Inspection: All kindergartens and non-state schools are subject to inspection by the Permanent Secretary and inspector of schools, which may enter and inspect an institution at any reasonable time to check that regulations are being complied with. Any person who hinders or obstructs this investigation is liable upon conviction to a fine of 250,000 HKD (32,246 USD) and imprisonment for 2 years.
Sanctions: If any school is found to not comply with the minimum standards or any provision of the Education Ordinance or Education Regulations is being contravened, the institution’s registration certificate may be cancelled and/or the school may be suspended.
Supplementary private tuition in the Hong Kong SAR has scaled up rapidly, with a projected market sale of 4.3 billion HKD (54.6 million USD) in 2015/16. According to a study conducted in 2011/12, 53.8% of Grade 9 students and 71.8% of Grade 12 students reported receiving private tuition, driven by high-stakes examinations. The types of private tutoring provided in the region vary between small groups, one-on-one lessons, lectures (live or video-recorded), and online tutoring.
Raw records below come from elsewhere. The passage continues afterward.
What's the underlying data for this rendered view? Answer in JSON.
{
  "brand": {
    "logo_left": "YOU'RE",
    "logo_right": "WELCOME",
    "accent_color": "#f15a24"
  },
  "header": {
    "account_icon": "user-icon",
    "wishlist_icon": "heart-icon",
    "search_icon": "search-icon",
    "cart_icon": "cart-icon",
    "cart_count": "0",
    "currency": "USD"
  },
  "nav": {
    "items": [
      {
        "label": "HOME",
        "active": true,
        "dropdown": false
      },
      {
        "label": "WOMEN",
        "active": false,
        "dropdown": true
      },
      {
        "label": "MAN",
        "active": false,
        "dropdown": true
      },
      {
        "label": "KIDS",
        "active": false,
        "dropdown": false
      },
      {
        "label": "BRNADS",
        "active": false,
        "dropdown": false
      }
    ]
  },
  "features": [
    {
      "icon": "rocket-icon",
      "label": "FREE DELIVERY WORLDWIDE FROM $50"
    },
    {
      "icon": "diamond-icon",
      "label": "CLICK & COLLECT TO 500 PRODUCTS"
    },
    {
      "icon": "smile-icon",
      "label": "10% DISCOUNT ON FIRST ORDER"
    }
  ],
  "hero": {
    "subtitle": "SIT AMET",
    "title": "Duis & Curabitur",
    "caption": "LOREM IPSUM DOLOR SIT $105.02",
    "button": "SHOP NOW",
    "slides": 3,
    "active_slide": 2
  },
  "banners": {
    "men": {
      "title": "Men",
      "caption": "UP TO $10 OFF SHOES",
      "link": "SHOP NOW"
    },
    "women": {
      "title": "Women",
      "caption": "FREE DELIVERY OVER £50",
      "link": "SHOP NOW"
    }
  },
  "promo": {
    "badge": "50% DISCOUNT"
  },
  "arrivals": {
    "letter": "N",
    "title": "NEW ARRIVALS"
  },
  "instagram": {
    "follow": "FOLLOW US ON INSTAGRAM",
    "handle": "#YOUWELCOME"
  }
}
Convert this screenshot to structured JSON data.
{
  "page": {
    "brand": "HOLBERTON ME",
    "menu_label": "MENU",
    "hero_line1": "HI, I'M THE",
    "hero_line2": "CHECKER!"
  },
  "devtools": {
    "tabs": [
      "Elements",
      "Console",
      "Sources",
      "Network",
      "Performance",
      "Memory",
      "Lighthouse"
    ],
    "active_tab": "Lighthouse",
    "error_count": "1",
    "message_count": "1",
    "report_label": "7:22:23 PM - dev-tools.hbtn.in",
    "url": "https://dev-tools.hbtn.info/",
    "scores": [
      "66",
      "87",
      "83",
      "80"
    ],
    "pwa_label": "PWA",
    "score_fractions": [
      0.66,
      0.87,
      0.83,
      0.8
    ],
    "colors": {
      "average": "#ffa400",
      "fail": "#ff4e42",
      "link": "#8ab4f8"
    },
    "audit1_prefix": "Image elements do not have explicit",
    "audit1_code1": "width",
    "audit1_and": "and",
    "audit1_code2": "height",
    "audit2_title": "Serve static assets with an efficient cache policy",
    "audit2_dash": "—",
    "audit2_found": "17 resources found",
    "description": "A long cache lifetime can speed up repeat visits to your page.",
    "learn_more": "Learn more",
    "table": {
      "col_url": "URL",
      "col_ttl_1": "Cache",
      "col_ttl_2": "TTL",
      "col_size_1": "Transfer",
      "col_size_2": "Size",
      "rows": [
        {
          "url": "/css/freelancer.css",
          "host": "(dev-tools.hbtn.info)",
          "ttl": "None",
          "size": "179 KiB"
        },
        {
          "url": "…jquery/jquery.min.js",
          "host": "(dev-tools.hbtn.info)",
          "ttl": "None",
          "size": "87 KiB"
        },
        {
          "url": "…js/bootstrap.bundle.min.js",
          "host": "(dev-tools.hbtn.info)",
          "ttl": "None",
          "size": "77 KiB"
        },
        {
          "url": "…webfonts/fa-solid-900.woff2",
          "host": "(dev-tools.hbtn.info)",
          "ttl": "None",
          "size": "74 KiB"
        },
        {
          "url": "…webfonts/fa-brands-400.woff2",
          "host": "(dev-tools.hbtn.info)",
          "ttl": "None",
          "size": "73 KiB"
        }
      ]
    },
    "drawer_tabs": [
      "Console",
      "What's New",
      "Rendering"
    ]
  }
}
Since the four core examination subjects for the Hong Kong Diploma of Secondary Education are mathematics, English, Chinese and General Studies, the first three subjects are the greatest in demand for private tutoring.
Tutorial centers in the Hong Kong SAR are defined as “private schools offering non-formal curriculum”, and are required to be registered under the 1971 Education Ordinance (similar to regular non-state schools). To be considered for registration by the Permanent Secretary for Education, the establishment must provide lessons to 8 students at one time, or 20 students in one day and have a maximum class size of 45 students.
According to the 2007 Education (Exemption) (Private Schools Offering Non-Formal Curriculum) Order, while these centres are regarded as a different form of “private schools”, they are granted exemption from certain provisions in the 1971 Education Ordinance and the 1971 Education Regulations in relation to fees, teachers, and holidays (subject to certain conditions). These exemptions are granted provided that the centre exclusively offers non-formal curriculum courses (such as computer, language, or tutorial), with centres offering any formal curriculum course being subject to provisions applying to regular non-state schools.
According to the 2007 Exemption Order, centres are not required to seek approval from the Permanent Secretary for any fees levied or the qualifications of teachers employed. However, any teacher employed in a private tuition centre must be registered under the Teacher Registration Team of the EDB or (in the case of non-locals) the Hong Kong Council for Academic Accreditation.
To ensure transparency and quality in the sector, the government posts a list of registered and unregistered centres on its website, while convictions are made when the provisions in the 2007 Exemption Order, 1971 Education Ordinance or the 1971 Education Regulations have not been met. If any centre does not meet the conditions listed for exempted institutions, it will not be entitled to the exemptions and will be required to comply with all the regulations applying to non-state schools.
The 1995 Code for the Education Profession states that a teacher “shall not take advantage of his/her professional relationships with students for private gain” (applying to all teachers), but has no explicit reference to private tutoring. In the 1960 Post Secondary Colleges Regulations, teachers in non-state colleges are prohibited from engaging in any “outside practice for reward” without the prior consent of the College Council.